|Title||Location||Grantee||Amount||Start Sort ascending||End|
Addressing Child Labor and Forced Labor in the Coffee Supply Chain in Honduras
This project helps businesses establish systems to prevent, detect and eliminate child labor and other forms of labor exploitation from their supply chains. It is assembling a powerful coalition of coffee buyers to collectively incentivize compliance among suppliers. In doing so, the project promotes supply chains that are free of exploitative labor and helps to create a fair playing field for workers in the U.S. and around the world.
Honduras-Cafe-feval.pdf (1.29 MB)
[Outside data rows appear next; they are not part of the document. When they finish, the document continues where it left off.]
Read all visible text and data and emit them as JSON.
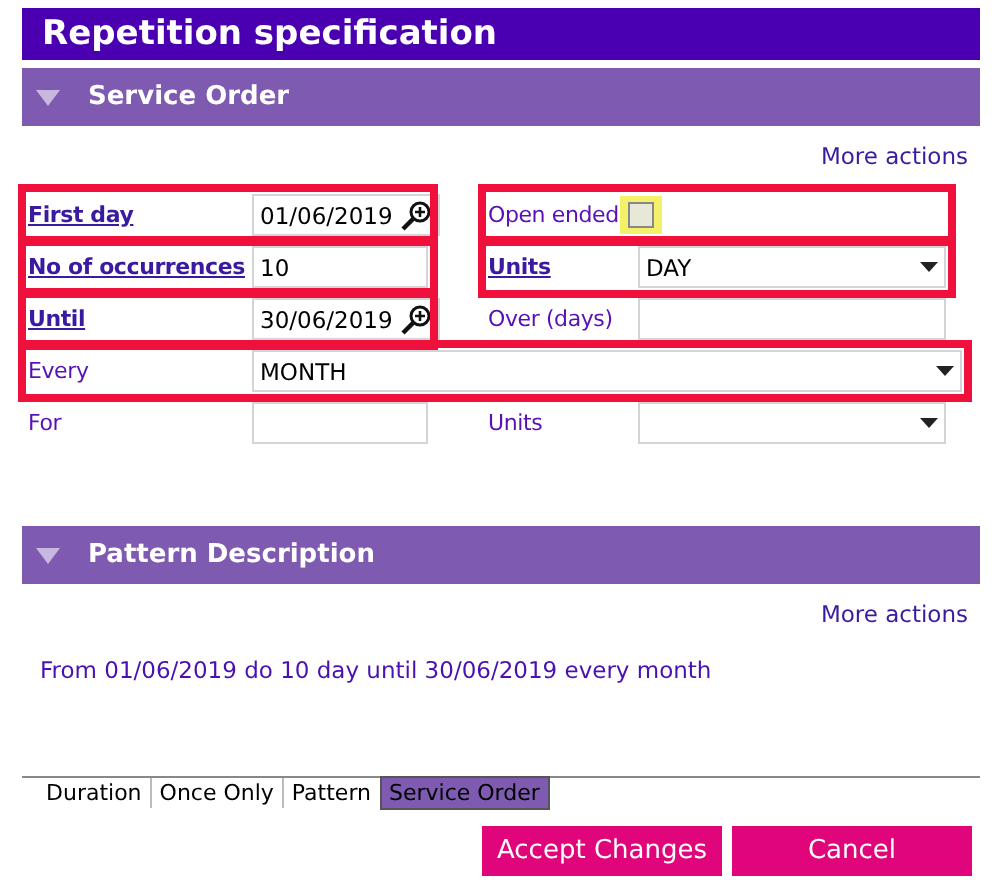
{
  "window": {
    "title": "Repetition specification"
  },
  "sections": [
    {
      "title": "Service Order",
      "expanded": true,
      "more_actions": "More actions"
    },
    {
      "title": "Pattern Description",
      "expanded": true,
      "more_actions": "More actions",
      "text": "From 01/06/2019 do 10 day until 30/06/2019 every month"
    }
  ],
  "rows": [
    {
      "fields": [
        {
          "label": "First day",
          "link": true,
          "kind": "date",
          "value": "01/06/2019",
          "highlighted": true
        },
        {
          "label": "Open ended",
          "link": false,
          "kind": "checkbox",
          "checked": false,
          "marked": true,
          "highlighted": true
        }
      ]
    },
    {
      "fields": [
        {
          "label": "No of occurrences",
          "link": true,
          "kind": "text",
          "value": "10",
          "highlighted": true
        },
        {
          "label": "Units",
          "link": true,
          "kind": "select",
          "value": "DAY",
          "highlighted": true
        }
      ]
    },
    {
      "fields": [
        {
          "label": "Until",
          "link": true,
          "kind": "date",
          "value": "30/06/2019",
          "highlighted": true
        },
        {
          "label": "Over (days)",
          "link": false,
          "kind": "text",
          "highlighted": false
        }
      ]
    },
    {
      "fields": [
        {
          "label": "Every",
          "link": false,
          "kind": "wideselect",
          "value": "MONTH",
          "highlighted": true
        }
      ]
    },
    {
      "fields": [
        {
          "label": "For",
          "link": false,
          "kind": "text",
          "highlighted": false
        },
        {
          "label": "Units",
          "link": false,
          "kind": "select",
          "highlighted": false
        }
      ]
    }
  ],
  "tabs": [
    {
      "label": "Duration",
      "selected": false
    },
    {
      "label": "Once Only",
      "selected": false
    },
    {
      "label": "Pattern",
      "selected": false
    },
    {
      "label": "Service Order",
      "selected": true
    }
  ],
  "buttons": [
    "Accept Changes",
    "Cancel"
  ]
}
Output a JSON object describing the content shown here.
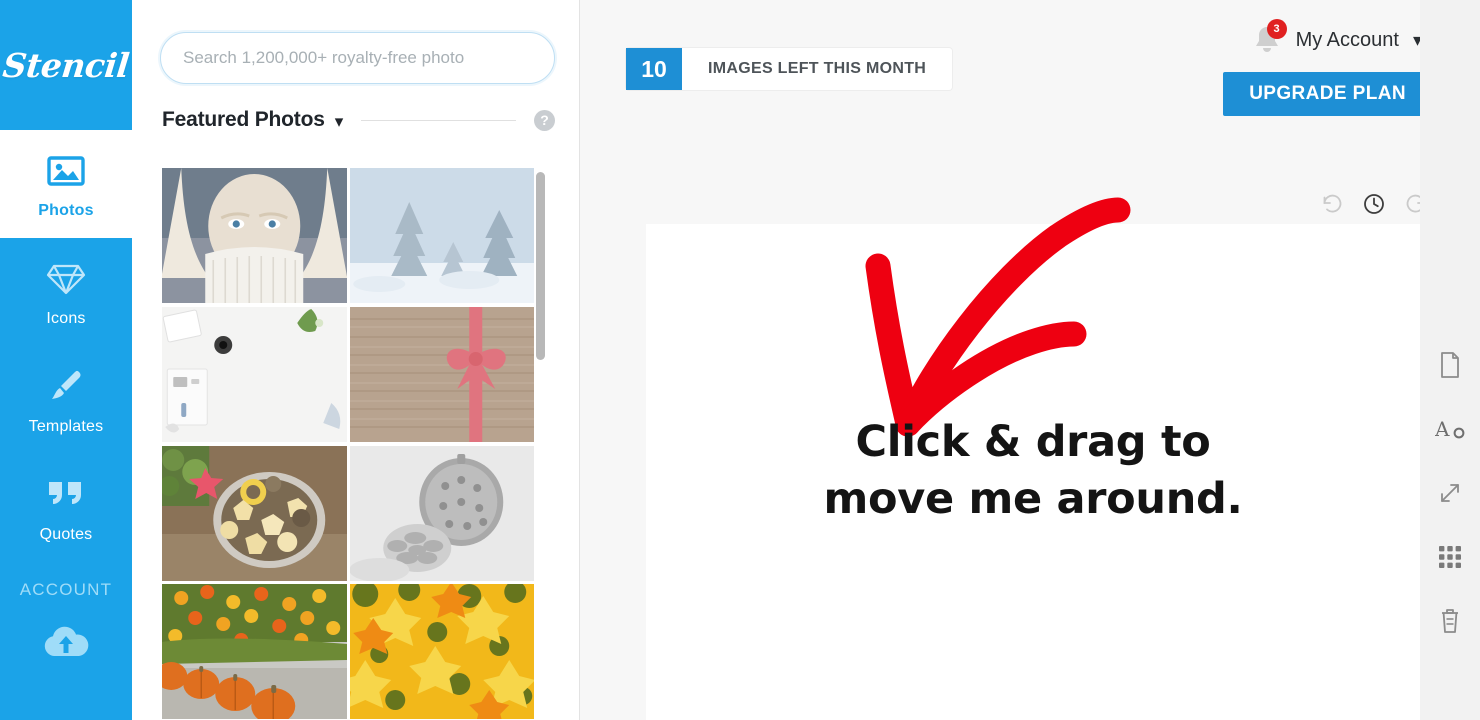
{
  "app": {
    "logo": "Stencil"
  },
  "sidebar": {
    "items": [
      {
        "label": "Photos",
        "icon": "image-icon",
        "active": true
      },
      {
        "label": "Icons",
        "icon": "diamond-icon",
        "active": false
      },
      {
        "label": "Templates",
        "icon": "brush-icon",
        "active": false
      },
      {
        "label": "Quotes",
        "icon": "quote-icon",
        "active": false
      }
    ],
    "account_section_label": "ACCOUNT",
    "account_upload_icon": "cloud-upload-icon"
  },
  "panel": {
    "search": {
      "placeholder": "Search 1,200,000+ royalty-free photo",
      "value": ""
    },
    "section_title": "Featured Photos",
    "caret_icon": "chevron-down-icon",
    "help_icon": "help-circle-icon",
    "help_label": "?",
    "thumbnails": [
      {
        "name": "woman-in-white-knit-sweater-snow"
      },
      {
        "name": "snow-covered-pine-trees"
      },
      {
        "name": "white-desk-flatlay-with-mistletoe"
      },
      {
        "name": "pink-ribbon-bow-on-wood"
      },
      {
        "name": "christmas-cookies-in-bowl"
      },
      {
        "name": "silver-pinecone-and-ornament"
      },
      {
        "name": "row-of-orange-pumpkins-and-marigolds"
      },
      {
        "name": "yellow-autumn-maple-leaves"
      }
    ]
  },
  "topbar": {
    "quota_count": "10",
    "quota_text": "IMAGES LEFT THIS MONTH",
    "bell_icon": "notification-bell-icon",
    "bell_badge": "3",
    "account_name": "My Account",
    "account_caret_icon": "chevron-down-icon",
    "upgrade_label": "UPGRADE PLAN"
  },
  "history_tools": [
    {
      "name": "undo-icon",
      "label": "Undo"
    },
    {
      "name": "history-icon",
      "label": "History"
    },
    {
      "name": "redo-icon",
      "label": "Redo"
    }
  ],
  "canvas": {
    "text_line_1": "Click & drag to",
    "text_line_2": "move me around.",
    "annotation": "red-checkmark-arrow",
    "annotation_color": "#ee0011"
  },
  "right_rail": [
    {
      "name": "page-icon",
      "label": "Canvas size"
    },
    {
      "name": "text-icon",
      "label": "Text"
    },
    {
      "name": "resize-icon",
      "label": "Resize"
    },
    {
      "name": "grid-icon",
      "label": "Grid"
    },
    {
      "name": "trash-icon",
      "label": "Delete"
    }
  ],
  "colors": {
    "brand_blue": "#1ba3e8",
    "button_blue": "#1e8fd5",
    "badge_red": "#e02020",
    "annotation_red": "#ee0011",
    "main_bg": "#f7f7f7",
    "rail_bg": "#f2f2f2"
  }
}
|Honduras||International Labor Organization (ILO)||$2,500,000||12/15/2017||12/31/2023|
Colombia Avanza is building the capacity of civil society to more effectively combat child labor and other labor abuses in Colombia’s coffee sector. By raising awareness and connecting survivors of labor exploitation to services in two of the largest coffee-producing areas of Colombia, the project helps promote supply chains that are free of exploitative labor and that contribute to a fair playing field for workers in the U.S. and around the world.
Colombia_Avanza_feval.pdf (1.06 MB)
|Colombia||Partners of the Americas||$2,500,000||12/08/2017||10/31/2022|
Cooperation On Fair, Free, Equitable Employment (COFFEE) Project
The United States is the leading importer of coffee, accounting for over 18 percent of total coffee imports in the world, with Brazil and Colombia as the top suppliers. But before that coffee reaches our cups, tens of millions of workers globally select, pick, and process the beans. Many of those workers are children – toiling in the fields rather than learning in school.
|Brazil, Colombia, Global, Mexico||Verité||$2,200,000||12/01/2017||06/30/2023|